Webmaster: Excerpted from the 2010 Final Four Program Guide.
Thousands of children in Brownsville play chess, a phenomenon that started in the classroom of Jose J. Guajardo.
About 1990, the principal of Russell Elementary School assigned Guajardo to teach at-risk fourth grade students. The young teacher was inspired to engage the students through chess by his experience teaching his own precocious son the game, and he proceeded to teach his students as well. Soon, Guajardo’s kids were beating their young teacher.
The Russell Elementary School chess team went on to win seven state championships from 1993-1999.
Guajardo’s accomplishments paved the way for the best-known example of student excellence in chess in Brownsville.
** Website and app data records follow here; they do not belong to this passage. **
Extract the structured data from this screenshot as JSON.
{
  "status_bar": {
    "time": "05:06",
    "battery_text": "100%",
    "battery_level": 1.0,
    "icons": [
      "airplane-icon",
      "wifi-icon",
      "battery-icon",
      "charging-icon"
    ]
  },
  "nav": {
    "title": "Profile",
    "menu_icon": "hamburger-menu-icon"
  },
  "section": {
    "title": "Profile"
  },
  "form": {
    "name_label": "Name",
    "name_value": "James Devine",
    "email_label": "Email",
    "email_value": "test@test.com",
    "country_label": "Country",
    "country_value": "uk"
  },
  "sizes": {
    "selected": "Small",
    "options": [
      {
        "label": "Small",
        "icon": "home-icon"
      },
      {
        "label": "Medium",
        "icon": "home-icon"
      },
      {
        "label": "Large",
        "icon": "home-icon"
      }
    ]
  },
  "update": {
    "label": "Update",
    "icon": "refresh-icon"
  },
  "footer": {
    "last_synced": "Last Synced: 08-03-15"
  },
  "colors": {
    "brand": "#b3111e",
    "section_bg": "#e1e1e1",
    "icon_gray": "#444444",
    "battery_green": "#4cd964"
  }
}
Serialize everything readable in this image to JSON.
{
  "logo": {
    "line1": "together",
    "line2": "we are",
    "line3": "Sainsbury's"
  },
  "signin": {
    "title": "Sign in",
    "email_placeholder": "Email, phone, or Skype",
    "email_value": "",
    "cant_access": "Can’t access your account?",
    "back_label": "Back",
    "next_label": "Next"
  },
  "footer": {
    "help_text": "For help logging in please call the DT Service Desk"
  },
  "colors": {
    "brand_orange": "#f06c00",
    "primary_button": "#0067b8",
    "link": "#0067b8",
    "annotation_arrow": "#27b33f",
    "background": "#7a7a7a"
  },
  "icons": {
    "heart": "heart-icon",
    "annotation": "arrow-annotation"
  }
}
Chess at Morningside Elementary School began in summer 1997 under the leadership of Remy Ferrari, Alfred Molina and Rusty Harwood, who later became the chess program director at The University of Texas at Brownsville and Texas Southmost College. After a few months of practice and training, Morningside Elementary entered its first tournament in January 1998.
In February 1999, the Morningside students traveled to a regional tournament held a couple of hours away from Brownsville. The students won the tournament. Parents and faculty raised money to send Morningside students to a state tournament in Dallas, where the students won second place.
Soon, plans began for the students to attend a national chess championship in Phoenix, Ariz. Local businesses raised money to supplement state funds, with everyone donating what they could to help get the team to nationals. The Morningside team placed second in the tournament, half a point behind Hunter College Campus Elementary School from New York City.
In the upcoming years, Paredes and Hudson elementary schools, Oliveira and Vela middle schools, and Hanna and Porter high schools have all won national chess championships, led by Paredes’ seven national championships.
Chess has also been competitive at UTB/TSC since its team’s inception in the 2001-2002 school year.
Since spring 2002, UTB/TSC’s chess team has won several state, regional and collegiate championships, and Southwest Collegiate Championships. The team won the National K-12/Collegiate Championships in 2005 and has placed in the final four U.S. schools at the Pan-American Intercollegiate Team Chess Championship.
The university was named Chess College of Year by the U.S. Chess Federation in August 2007.
The chess students placed third in the team’s first appearance at The President’s Cup competition, also known as the “Final Four of College Chess,” in April 2009 in Dallas.
The university has been able to recruit players from throughout the United States, but also Chile, Colombia, Mexico and Uzbekistan. El Paso native and UTB/TSC graduate Nelly Estrada was the team’s first female player when she began playing in spring 2006, and she is now in medical school on a full scholarship. Overall, the team has grown from seven to 19 players.
Program staff has traveled to the Mexican states of Nuevo Leon, San Luis Potosi and Tamaulipas to spread interest in chess to students.
For more information about the UTB/TSC chess program, go to www.utb.edu/chess.